An article in Modern Healthcare points to a 2017 report from the American Medical Association that found that for the first time, less than half of U.S. physicians are independent, and resources required to comply with quality payment programs have been cited as a major factor for that shift. The writer notes that some independent-practice providers have chosen ACO participation as a way to successfully adapt to payment reform while retaining autonomy In addition, some health systems and hospitals have chosen to form ACO partnerships with independent physicians as a way of working together without direct employment.

Read more…  (registration may be required)


Call for volunteers: Instructional Course Committees

March 30, 2018, is the last day to submit an application for a position on an Instructional Course Committee. Instructional Course Committee members grade Instructional Course Lecture applications in May and evaluate courses at the AAOS Annual Meeting in March.
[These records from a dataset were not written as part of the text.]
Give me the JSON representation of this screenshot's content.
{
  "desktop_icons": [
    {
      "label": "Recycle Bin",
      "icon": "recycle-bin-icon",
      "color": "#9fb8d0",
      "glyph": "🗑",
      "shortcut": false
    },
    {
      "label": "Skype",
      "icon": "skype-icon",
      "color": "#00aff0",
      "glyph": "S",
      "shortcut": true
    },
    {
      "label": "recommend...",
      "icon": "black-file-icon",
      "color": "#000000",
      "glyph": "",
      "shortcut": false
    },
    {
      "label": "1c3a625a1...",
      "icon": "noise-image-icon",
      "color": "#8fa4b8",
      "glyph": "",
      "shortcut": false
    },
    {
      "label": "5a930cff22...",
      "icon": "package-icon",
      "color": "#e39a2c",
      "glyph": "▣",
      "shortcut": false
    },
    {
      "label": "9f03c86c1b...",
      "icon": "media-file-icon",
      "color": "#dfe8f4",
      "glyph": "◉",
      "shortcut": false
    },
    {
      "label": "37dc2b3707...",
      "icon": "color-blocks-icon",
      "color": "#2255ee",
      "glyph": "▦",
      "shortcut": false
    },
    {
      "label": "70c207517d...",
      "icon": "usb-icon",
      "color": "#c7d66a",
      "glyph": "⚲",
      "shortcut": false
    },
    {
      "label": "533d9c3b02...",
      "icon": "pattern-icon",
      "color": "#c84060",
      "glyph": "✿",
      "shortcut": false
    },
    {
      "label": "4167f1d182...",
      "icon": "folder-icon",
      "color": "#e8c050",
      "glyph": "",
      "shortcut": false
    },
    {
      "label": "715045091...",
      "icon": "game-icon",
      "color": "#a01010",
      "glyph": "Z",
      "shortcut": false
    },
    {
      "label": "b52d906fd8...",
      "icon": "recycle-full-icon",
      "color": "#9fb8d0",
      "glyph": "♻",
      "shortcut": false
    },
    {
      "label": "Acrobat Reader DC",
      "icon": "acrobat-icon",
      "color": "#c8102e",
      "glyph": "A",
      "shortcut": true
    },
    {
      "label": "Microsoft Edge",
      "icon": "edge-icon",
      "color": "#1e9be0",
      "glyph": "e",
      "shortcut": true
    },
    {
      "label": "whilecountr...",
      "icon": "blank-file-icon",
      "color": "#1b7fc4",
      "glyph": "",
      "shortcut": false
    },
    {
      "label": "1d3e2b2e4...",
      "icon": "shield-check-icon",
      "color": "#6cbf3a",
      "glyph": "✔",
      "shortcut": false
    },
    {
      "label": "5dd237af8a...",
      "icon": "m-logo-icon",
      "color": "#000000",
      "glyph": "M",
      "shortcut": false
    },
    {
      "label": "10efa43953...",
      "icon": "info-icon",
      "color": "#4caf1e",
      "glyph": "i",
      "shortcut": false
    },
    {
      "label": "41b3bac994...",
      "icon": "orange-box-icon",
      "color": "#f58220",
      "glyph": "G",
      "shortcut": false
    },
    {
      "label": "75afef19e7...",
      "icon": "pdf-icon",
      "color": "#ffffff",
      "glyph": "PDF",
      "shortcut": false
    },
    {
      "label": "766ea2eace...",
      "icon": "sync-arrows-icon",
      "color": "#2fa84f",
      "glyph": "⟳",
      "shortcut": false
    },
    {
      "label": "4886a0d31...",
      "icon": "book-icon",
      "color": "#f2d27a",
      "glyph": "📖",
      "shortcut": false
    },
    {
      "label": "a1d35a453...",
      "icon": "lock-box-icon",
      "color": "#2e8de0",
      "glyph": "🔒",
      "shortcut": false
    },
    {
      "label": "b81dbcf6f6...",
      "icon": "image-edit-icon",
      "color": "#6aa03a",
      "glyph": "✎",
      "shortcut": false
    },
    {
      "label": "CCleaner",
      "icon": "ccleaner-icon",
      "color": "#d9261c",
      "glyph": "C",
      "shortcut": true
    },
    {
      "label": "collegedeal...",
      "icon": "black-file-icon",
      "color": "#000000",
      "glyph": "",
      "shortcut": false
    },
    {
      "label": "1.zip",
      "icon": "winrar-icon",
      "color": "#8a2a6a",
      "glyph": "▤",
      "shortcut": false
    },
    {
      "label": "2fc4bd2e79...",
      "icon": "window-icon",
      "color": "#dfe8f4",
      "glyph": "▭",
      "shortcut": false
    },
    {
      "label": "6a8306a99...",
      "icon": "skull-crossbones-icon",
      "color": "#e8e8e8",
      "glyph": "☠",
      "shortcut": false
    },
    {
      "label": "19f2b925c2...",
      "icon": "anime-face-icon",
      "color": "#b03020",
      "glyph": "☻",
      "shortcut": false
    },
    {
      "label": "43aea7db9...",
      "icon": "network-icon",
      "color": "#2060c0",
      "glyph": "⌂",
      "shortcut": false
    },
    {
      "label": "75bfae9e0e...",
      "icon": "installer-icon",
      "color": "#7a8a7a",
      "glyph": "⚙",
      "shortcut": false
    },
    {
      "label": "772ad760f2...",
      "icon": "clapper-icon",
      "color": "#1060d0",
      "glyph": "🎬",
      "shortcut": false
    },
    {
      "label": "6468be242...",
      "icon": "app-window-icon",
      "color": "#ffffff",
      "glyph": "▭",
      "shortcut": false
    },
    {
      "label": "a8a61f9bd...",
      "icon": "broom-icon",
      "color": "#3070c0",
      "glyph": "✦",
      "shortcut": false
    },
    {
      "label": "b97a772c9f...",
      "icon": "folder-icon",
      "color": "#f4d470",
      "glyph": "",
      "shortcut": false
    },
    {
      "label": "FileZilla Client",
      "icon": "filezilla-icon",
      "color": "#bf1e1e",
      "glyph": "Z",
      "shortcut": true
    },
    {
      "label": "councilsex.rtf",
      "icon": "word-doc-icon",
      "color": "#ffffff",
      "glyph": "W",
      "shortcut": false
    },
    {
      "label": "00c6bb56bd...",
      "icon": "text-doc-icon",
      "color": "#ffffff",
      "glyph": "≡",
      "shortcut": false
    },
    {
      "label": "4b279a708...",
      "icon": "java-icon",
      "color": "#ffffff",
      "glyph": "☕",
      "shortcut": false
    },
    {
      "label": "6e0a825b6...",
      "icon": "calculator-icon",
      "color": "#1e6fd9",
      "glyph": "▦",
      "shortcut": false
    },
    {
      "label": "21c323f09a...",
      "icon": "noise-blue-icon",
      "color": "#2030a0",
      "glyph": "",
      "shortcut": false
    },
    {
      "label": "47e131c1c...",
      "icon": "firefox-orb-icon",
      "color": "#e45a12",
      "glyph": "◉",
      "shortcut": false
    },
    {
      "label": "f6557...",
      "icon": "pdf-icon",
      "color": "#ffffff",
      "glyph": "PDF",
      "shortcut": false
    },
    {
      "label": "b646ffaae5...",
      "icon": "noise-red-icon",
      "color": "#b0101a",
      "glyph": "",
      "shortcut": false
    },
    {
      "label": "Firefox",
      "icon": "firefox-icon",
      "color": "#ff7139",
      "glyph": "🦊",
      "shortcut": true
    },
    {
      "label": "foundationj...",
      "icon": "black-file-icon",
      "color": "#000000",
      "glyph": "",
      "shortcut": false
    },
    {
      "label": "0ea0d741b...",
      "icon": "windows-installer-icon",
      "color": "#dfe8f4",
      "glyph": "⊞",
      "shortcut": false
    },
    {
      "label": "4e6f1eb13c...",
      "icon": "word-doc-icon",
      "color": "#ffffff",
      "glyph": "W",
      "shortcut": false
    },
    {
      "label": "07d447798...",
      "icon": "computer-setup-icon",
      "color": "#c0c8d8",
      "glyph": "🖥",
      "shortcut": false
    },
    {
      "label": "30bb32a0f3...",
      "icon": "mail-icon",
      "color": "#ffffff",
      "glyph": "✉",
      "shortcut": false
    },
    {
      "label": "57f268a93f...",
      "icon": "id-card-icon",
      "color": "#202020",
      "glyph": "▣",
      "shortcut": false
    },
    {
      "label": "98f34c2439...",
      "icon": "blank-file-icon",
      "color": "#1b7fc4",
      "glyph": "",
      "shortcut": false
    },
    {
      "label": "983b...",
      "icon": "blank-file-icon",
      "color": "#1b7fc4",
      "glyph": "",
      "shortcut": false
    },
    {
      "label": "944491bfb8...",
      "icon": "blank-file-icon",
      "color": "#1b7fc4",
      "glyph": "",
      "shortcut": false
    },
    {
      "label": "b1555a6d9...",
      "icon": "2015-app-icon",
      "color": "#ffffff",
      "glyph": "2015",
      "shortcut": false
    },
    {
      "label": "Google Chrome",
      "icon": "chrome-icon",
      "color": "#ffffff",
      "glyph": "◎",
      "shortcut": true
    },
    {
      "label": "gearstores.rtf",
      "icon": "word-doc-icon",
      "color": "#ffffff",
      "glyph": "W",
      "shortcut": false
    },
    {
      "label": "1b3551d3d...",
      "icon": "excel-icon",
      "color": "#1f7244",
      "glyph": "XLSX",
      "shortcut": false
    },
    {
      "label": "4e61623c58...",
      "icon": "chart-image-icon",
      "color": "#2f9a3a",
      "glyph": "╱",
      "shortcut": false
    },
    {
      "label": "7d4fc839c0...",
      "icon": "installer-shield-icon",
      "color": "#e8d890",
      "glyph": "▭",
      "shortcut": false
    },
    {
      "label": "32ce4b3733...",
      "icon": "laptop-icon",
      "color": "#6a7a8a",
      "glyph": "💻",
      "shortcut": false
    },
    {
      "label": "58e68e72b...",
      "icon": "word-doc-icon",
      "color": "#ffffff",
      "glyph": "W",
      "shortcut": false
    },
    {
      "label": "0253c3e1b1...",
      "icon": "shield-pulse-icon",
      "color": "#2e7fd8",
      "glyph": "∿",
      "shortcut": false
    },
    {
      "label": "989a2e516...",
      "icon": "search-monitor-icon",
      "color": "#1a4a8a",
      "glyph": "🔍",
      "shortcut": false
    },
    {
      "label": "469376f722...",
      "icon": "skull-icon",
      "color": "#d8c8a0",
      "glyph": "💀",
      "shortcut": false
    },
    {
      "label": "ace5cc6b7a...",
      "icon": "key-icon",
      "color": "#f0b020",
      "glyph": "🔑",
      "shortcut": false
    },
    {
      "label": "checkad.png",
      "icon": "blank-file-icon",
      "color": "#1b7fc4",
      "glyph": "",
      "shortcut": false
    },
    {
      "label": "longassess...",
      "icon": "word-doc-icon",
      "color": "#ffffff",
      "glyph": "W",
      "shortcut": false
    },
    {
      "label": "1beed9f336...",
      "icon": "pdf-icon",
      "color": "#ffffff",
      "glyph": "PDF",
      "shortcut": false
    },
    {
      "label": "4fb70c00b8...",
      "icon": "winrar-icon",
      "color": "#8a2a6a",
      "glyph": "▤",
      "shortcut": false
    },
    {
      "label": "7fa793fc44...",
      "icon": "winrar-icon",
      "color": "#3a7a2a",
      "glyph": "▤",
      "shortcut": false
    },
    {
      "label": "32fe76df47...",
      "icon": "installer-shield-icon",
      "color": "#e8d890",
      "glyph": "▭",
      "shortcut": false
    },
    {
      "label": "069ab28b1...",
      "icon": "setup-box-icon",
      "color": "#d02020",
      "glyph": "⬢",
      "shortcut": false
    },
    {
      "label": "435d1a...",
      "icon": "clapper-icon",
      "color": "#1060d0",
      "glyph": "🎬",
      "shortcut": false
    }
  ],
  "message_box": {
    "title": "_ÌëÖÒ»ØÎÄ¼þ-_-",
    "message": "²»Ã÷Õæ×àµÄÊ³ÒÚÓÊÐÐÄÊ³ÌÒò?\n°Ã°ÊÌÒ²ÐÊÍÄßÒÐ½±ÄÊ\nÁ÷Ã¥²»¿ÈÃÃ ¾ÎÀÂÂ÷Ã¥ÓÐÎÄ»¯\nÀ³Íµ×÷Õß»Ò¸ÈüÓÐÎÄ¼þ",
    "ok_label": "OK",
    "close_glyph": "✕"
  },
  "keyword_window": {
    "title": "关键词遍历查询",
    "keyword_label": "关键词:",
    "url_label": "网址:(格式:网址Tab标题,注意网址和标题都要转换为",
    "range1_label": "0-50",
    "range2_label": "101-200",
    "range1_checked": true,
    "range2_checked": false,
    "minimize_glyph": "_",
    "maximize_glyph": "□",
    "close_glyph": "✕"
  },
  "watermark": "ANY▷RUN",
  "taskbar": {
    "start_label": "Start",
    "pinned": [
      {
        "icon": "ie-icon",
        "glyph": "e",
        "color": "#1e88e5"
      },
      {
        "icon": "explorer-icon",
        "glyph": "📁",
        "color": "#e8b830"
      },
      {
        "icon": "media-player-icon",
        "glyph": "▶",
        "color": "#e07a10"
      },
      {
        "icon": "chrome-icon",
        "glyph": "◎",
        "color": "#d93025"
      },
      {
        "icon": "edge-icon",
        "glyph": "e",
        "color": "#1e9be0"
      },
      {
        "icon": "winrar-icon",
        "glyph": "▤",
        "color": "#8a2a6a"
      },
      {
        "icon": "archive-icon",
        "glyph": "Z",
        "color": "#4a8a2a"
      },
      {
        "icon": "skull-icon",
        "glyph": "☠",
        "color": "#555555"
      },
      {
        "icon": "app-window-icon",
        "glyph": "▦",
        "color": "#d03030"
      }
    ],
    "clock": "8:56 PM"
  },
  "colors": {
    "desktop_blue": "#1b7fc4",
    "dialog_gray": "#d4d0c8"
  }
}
The following openings are available:

  • Hand and Wrist (chair)
  • Practice Management (chair)

Applicants for these positions must be active fellows with a practice emphasis in the relevant topic.

Learn more and submit your application…  (member login required)